Michael Barimo comes to this weekend’s Nevada County Italian Festival shortly after releasing his latest video, “24000 Baci,” a catchy, frenetic tune with roots in American rock ‘n’ roll.
Barimo will bring two of his dancers to the event, set for 11 a.m. to 7 p.m. Saturday and Sunday at Western Gateway Park, Penn Valley.
Baci is Italian for “kisses.” The young pop singer and world champion whistler — that’s right — will be glad to share some with audiences during performances at 12:30 and 3:30 p.m. Saturday and Sunday.
Barimo’s friendship with Italian opera-pop star Andrea Bocelli has led the younger man in a similar direction, and “24000 Baci” is Barimo’s latest foray.
“(Bocelli) has helped guide me to select great Italian songs from the ’50s and ’60s,” including “24000 Baci,” written by Adriano Celentano, Barimo said.
Celentano was influenced by Americans Elvis Presley, Little Richard and Fats Domino to create what was, for Italy, an exotic new sound, Barimo said. Celentano released “24 Mila Baci” in 1961 and that year took second place with it at the Sanremo Music Festival.

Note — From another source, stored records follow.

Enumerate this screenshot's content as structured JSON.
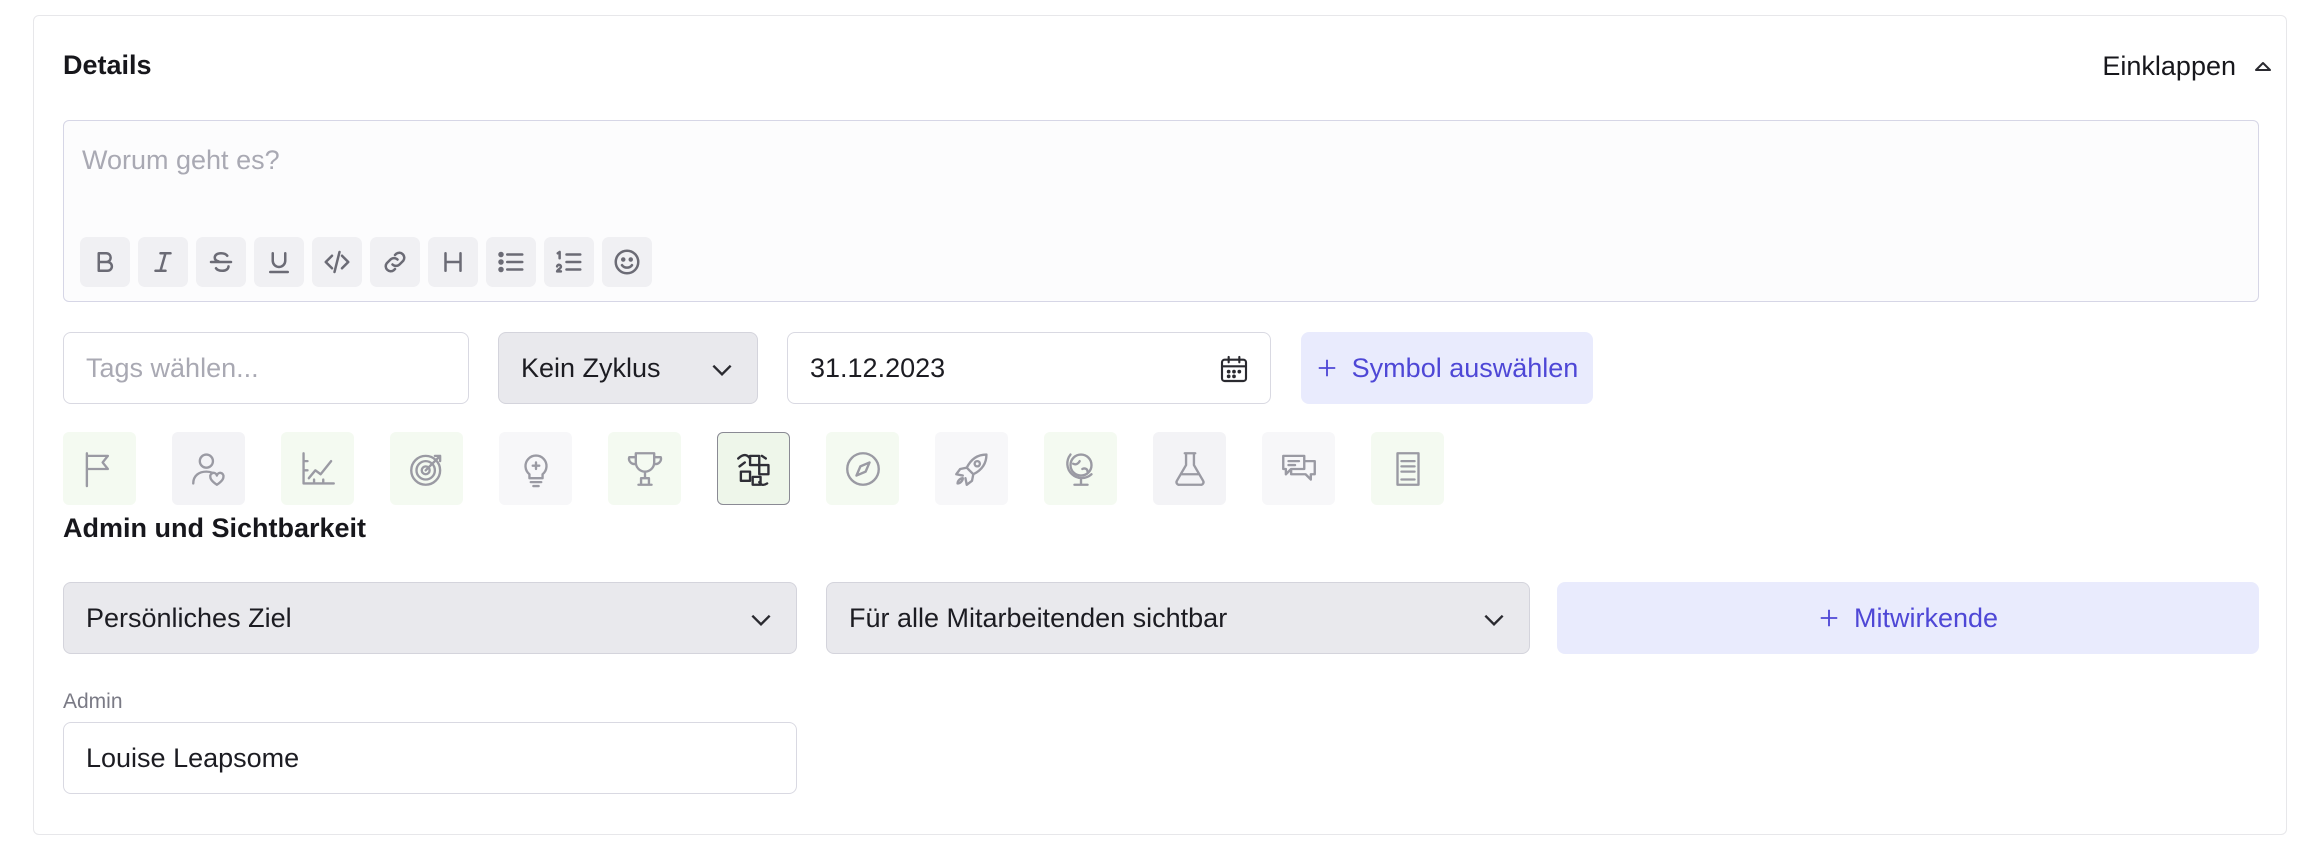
{
  "details": {
    "title": "Details",
    "collapse_label": "Einklappen",
    "editor_placeholder": "Worum geht es?",
    "toolbar": [
      {
        "name": "bold-icon",
        "glyph": "B"
      },
      {
        "name": "italic-icon",
        "glyph": "I"
      },
      {
        "name": "strikethrough-icon",
        "glyph": "S"
      },
      {
        "name": "underline-icon",
        "glyph": "U"
      },
      {
        "name": "code-icon"
      },
      {
        "name": "link-icon"
      },
      {
        "name": "heading-icon",
        "glyph": "H"
      },
      {
        "name": "bullet-list-icon"
      },
      {
        "name": "numbered-list-icon"
      },
      {
        "name": "emoji-icon"
      }
    ],
    "tags_placeholder": "Tags wählen...",
    "cycle_value": "Kein Zyklus",
    "date_value": "31.12.2023",
    "symbol_button_label": "Symbol auswählen",
    "symbols": [
      {
        "name": "flag-icon",
        "bg": "#f4faf1"
      },
      {
        "name": "user-heart-icon",
        "bg": "#f3f3f6"
      },
      {
        "name": "chart-icon",
        "bg": "#f4faf1"
      },
      {
        "name": "target-icon",
        "bg": "#f4faf1"
      },
      {
        "name": "lightbulb-icon",
        "bg": "#f7f7f9"
      },
      {
        "name": "trophy-icon",
        "bg": "#f4faf1"
      },
      {
        "name": "puzzle-icon",
        "bg": "#eef6ea",
        "selected": true
      },
      {
        "name": "compass-icon",
        "bg": "#f4faf1"
      },
      {
        "name": "rocket-icon",
        "bg": "#f7f7f9"
      },
      {
        "name": "globe-icon",
        "bg": "#f4faf1"
      },
      {
        "name": "flask-icon",
        "bg": "#f3f3f6"
      },
      {
        "name": "chat-icon",
        "bg": "#f7f7f9"
      },
      {
        "name": "book-icon",
        "bg": "#f4faf1"
      }
    ]
  },
  "admin_section": {
    "title": "Admin und Sichtbarkeit",
    "goal_type_value": "Persönliches Ziel",
    "visibility_value": "Für alle Mitarbeitenden sichtbar",
    "contributors_label": "Mitwirkende",
    "admin_label": "Admin",
    "admin_value": "Louise Leapsome"
  },
  "colors": {
    "accent": "#4e47d6",
    "accent_bg": "#e9ebfd",
    "select_bg": "#e9e9ed"
  }
}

Barimo’s reinterpretation brings the sound and visuals to 2013 (visit http://TheUnion.com and click on this story to see the video). For the video, dancers wear black-and-white polka-dot shirts and red-rimmed shades and lipstick. Barimo sings and whistles from the seat of a retro red Stella motor-scooter and makes pouty-eyes at the viewer. The touch of juvenile silliness is intentional — and fun, he said.
“Baci” is enjoying a revival. International Mexican sensation Thalia recorded a Spanish cover, “24000 Besos,” in 2005. A YouTube posting of Celentano playing “24 Mila Baci” has had more than 3.1 million views from around the world.

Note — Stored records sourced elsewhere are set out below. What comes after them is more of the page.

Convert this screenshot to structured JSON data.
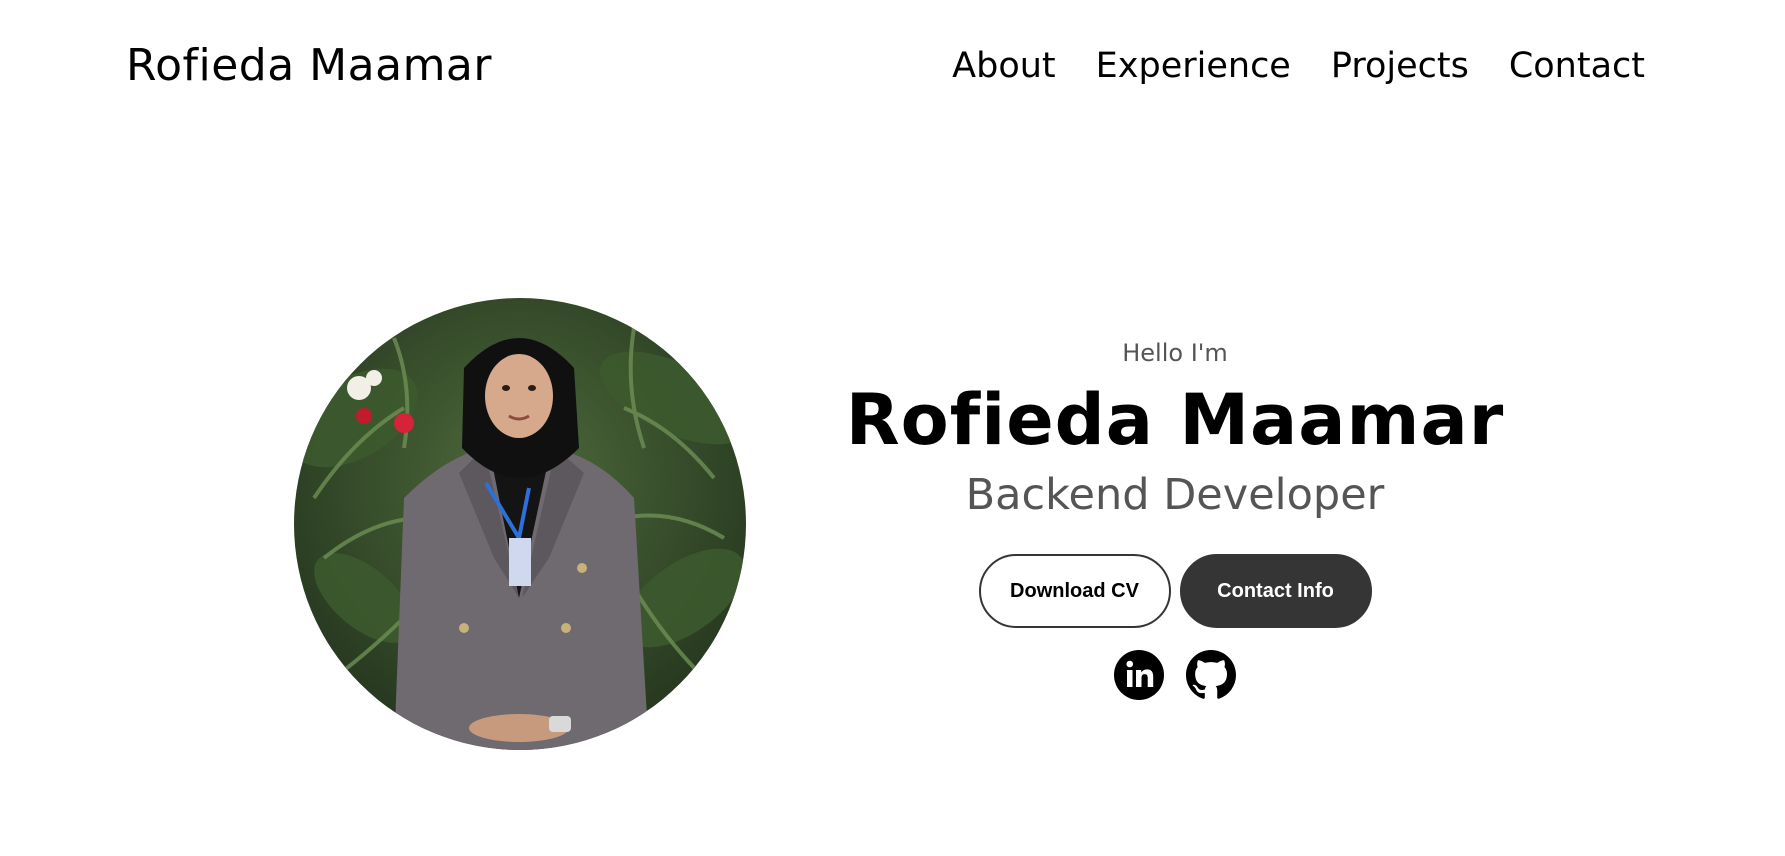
{
  "nav": {
    "logo": "Rofieda Maamar",
    "links": [
      {
        "label": "About"
      },
      {
        "label": "Experience"
      },
      {
        "label": "Projects"
      },
      {
        "label": "Contact"
      }
    ]
  },
  "hero": {
    "greeting": "Hello I'm",
    "name": "Rofieda Maamar",
    "role": "Backend Developer",
    "buttons": {
      "download_cv": "Download CV",
      "contact_info": "Contact Info"
    },
    "socials": [
      {
        "icon": "linkedin-icon"
      },
      {
        "icon": "github-icon"
      }
    ],
    "profile_image": "profile-photo"
  },
  "colors": {
    "text": "#000000",
    "muted": "#555555",
    "button_dark": "#353535",
    "background": "#ffffff"
  }
}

And Barimo is enjoying increasing exposure both singing and whistling with performances at Carnegie Hall in New York (where he now lives), Lincoln Center in Washington, D.C., the BBC, the David Letterman Show and for Italy’s president. He recently performed with the Dream Bigger Tour by David Tutera of WE TV’s “My Fair Wedding.”
From opera to pop
Born in Chicago and raised in Florida, Barimo was exposed to a range of international sounds. He “fell in love” with opera as a child, leading him to learn Italian and earn a bachelor’s degree from Columbia University in Italian literature, he said. (He earned a second Columbia B.A. in anthropology.)
Barimo composes and produces, and he often picks out the flashy fashions for his dancers. He also spends hours in the studio with his band preparing live tracks, which he takes on tour and will use this weekend as back-up sound.
Barimo’s turn to pop “wasn’t easy,” prompted by the limited possibilities in opera, he said. But pop offers advantages.
Performances “are more relaxed,” Barimo said. “I can banter and connect with the audience. It’s more about entertaining the crowd rather than interpreting someone’s work.”
Performing for a live audience “is an amazing honor” in an age when most people can turn on anything they want to hear, he added.
“They’re giving time out of their life to listen to you, so it’s an honor.”
Grass Valley resident and freelance writer Trina Kleist can be reached at email@example.com or 530-575-6132.